## WHAT TO WORK ON
Where does the string "Joseph" appear in the listing below? Copy every line where it does.
•••
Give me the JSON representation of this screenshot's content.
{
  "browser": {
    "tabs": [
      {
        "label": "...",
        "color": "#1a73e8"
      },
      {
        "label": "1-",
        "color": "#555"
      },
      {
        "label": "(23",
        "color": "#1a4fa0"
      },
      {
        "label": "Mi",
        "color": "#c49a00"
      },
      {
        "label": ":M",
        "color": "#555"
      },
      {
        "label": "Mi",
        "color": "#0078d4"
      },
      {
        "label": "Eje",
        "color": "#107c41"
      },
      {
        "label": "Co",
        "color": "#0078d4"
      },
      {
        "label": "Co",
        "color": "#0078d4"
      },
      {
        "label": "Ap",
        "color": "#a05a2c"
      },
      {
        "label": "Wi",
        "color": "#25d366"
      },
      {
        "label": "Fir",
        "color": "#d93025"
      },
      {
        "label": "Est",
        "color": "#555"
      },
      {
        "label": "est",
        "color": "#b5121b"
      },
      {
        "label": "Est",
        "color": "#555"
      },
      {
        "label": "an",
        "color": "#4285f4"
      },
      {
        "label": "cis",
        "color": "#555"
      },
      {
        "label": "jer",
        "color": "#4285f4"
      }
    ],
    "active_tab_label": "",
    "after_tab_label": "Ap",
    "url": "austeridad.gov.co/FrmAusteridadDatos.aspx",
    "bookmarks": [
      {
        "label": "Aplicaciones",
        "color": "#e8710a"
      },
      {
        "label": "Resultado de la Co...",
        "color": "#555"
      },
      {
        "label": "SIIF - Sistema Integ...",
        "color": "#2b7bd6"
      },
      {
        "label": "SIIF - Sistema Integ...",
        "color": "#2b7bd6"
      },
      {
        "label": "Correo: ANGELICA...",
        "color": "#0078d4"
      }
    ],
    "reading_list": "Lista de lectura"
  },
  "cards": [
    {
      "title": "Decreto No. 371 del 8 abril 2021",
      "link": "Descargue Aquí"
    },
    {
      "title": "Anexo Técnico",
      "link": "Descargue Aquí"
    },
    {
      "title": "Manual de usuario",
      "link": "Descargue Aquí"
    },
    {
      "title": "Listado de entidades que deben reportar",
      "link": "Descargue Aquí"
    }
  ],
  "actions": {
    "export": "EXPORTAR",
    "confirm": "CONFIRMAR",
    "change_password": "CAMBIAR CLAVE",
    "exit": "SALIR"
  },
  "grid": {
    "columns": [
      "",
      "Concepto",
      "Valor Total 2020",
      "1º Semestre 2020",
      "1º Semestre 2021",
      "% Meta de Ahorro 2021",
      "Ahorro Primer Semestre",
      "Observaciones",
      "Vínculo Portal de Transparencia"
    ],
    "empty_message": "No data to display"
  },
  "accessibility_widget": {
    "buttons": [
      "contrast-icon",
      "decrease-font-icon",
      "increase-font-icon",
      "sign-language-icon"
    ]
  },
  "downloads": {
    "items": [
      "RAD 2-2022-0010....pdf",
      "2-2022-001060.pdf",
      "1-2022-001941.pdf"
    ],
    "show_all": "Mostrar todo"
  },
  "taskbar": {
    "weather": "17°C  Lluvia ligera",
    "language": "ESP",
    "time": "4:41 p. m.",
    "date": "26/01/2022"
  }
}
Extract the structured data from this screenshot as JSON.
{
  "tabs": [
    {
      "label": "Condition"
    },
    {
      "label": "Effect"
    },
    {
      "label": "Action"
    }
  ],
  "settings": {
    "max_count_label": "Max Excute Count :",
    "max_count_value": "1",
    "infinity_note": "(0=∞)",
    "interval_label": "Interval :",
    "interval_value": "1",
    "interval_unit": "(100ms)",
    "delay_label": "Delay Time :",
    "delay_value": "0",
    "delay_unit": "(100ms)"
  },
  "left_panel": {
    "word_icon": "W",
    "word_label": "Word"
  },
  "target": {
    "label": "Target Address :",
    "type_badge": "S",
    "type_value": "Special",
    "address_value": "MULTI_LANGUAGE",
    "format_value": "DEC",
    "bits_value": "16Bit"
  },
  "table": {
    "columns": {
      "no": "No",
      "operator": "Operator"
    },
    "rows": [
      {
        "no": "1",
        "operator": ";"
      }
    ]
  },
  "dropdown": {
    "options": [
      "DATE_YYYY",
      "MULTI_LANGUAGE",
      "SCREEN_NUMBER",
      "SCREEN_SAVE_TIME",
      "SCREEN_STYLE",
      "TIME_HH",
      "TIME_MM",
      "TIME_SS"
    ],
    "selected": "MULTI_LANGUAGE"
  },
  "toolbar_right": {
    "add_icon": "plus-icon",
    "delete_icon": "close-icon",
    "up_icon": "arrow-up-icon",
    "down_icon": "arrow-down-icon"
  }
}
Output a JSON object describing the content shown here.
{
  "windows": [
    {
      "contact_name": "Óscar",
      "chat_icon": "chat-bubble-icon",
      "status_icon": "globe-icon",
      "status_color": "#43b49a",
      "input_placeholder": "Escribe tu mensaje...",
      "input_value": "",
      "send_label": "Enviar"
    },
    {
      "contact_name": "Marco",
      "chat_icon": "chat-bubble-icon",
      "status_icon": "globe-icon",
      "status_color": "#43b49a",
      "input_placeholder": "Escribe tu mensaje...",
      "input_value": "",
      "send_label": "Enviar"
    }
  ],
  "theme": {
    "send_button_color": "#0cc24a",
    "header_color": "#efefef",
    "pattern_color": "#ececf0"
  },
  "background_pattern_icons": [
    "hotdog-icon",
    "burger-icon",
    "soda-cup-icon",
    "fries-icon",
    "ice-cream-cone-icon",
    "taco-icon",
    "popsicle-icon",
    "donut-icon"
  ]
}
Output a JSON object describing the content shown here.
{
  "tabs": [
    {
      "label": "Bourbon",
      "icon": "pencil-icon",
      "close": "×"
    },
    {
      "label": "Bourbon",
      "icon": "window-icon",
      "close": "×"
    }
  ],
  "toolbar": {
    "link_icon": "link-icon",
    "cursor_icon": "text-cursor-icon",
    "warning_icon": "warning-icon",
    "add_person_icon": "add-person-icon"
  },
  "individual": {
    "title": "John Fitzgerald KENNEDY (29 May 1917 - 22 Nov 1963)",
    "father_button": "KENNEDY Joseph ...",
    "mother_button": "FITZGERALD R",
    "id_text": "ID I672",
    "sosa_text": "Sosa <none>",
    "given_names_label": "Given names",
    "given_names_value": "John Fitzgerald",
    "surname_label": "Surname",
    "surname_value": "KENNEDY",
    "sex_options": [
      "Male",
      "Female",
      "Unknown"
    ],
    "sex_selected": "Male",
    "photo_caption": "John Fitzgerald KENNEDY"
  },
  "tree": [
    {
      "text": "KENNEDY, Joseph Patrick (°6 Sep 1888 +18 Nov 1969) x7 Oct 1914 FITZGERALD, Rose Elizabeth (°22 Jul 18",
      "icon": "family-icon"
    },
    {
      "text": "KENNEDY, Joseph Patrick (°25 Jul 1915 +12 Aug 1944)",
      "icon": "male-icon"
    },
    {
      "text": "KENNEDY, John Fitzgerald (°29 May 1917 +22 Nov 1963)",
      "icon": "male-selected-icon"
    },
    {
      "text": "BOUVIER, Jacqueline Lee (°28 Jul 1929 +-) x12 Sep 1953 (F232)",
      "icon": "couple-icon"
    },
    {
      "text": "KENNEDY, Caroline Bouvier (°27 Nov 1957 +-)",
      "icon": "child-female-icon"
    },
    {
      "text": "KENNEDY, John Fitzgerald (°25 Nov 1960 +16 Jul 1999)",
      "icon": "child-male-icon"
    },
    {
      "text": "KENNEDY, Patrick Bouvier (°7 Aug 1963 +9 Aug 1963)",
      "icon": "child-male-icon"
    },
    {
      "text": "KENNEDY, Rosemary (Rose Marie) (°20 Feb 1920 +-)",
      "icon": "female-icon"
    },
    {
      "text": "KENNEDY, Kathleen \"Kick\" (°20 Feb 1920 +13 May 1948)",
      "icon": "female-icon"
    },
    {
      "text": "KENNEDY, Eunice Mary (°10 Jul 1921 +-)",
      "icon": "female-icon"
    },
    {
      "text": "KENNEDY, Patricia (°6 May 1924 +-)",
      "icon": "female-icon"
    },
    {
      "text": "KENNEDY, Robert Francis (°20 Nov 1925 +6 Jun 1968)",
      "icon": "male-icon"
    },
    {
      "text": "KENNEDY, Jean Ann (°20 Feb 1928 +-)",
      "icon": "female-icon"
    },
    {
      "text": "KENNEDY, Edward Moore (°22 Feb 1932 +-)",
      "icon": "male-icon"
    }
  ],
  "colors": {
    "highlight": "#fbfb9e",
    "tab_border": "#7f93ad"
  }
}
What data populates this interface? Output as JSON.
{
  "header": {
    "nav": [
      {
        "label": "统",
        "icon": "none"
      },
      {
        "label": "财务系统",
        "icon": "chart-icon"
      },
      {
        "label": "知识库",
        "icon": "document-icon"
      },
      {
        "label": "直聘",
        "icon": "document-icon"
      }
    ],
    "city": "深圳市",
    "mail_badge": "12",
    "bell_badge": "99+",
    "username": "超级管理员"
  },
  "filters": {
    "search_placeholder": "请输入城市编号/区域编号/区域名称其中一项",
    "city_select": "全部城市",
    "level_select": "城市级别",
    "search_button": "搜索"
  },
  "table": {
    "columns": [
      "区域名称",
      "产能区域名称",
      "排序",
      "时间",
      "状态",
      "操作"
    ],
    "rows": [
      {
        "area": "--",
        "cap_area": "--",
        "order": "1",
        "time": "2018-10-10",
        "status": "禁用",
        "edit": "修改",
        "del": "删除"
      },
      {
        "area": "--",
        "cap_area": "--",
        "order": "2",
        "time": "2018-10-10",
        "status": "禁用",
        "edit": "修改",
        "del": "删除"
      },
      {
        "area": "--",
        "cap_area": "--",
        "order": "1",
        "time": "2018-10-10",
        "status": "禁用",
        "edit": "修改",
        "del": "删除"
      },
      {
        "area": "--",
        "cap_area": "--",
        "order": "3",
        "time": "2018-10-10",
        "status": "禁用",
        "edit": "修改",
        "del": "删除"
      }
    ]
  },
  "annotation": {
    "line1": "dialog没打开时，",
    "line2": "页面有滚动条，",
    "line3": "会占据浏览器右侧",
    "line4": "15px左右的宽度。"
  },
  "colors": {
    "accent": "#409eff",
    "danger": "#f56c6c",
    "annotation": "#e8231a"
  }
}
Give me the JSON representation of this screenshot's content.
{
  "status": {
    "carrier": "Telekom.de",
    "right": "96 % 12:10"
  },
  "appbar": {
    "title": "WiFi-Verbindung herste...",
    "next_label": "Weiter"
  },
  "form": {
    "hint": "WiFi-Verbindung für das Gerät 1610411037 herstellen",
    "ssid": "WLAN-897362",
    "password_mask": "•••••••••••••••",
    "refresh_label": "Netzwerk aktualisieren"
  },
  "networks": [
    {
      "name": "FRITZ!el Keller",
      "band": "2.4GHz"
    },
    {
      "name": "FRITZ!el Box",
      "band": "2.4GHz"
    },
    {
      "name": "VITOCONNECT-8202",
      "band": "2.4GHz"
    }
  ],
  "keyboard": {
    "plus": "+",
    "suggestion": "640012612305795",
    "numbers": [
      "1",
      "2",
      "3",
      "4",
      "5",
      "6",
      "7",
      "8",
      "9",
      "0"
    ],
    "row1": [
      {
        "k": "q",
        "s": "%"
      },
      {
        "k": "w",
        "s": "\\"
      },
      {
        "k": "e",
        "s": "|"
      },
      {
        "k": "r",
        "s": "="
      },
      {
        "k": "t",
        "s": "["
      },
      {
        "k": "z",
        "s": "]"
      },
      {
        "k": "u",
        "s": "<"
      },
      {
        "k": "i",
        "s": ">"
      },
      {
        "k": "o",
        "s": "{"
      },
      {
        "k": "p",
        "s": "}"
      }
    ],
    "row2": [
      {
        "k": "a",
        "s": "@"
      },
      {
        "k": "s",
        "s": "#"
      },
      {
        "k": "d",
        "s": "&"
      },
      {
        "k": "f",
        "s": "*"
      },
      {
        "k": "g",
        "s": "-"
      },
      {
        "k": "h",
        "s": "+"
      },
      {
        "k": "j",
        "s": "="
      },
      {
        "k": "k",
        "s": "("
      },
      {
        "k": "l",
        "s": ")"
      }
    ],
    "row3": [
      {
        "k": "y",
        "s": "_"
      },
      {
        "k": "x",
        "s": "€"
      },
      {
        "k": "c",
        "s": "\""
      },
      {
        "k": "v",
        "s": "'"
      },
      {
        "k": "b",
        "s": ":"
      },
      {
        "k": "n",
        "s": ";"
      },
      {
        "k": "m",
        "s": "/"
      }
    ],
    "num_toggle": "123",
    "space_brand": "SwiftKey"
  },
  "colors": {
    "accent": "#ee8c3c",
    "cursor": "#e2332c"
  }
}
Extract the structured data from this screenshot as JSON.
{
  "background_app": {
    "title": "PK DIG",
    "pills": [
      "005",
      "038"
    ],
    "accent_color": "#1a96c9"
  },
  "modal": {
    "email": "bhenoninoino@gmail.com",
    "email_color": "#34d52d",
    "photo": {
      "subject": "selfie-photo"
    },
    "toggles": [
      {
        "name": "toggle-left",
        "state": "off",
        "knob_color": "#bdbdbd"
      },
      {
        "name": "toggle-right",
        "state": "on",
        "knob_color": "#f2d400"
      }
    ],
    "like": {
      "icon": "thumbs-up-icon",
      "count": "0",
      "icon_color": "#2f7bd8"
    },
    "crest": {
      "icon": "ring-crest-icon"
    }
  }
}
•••
## EXERCISE ANSWER
    "father_button": "KENNEDY Joseph ...",
      "text": "KENNEDY, Joseph Patrick (°6 Sep 1888 +18 Nov 1969) x7 Oct 1914 FITZGERALD, Rose Elizabeth (°22 Jul 18",
      "text": "KENNEDY, Joseph Patrick (°25 Jul 1915 +12 Aug 1944)",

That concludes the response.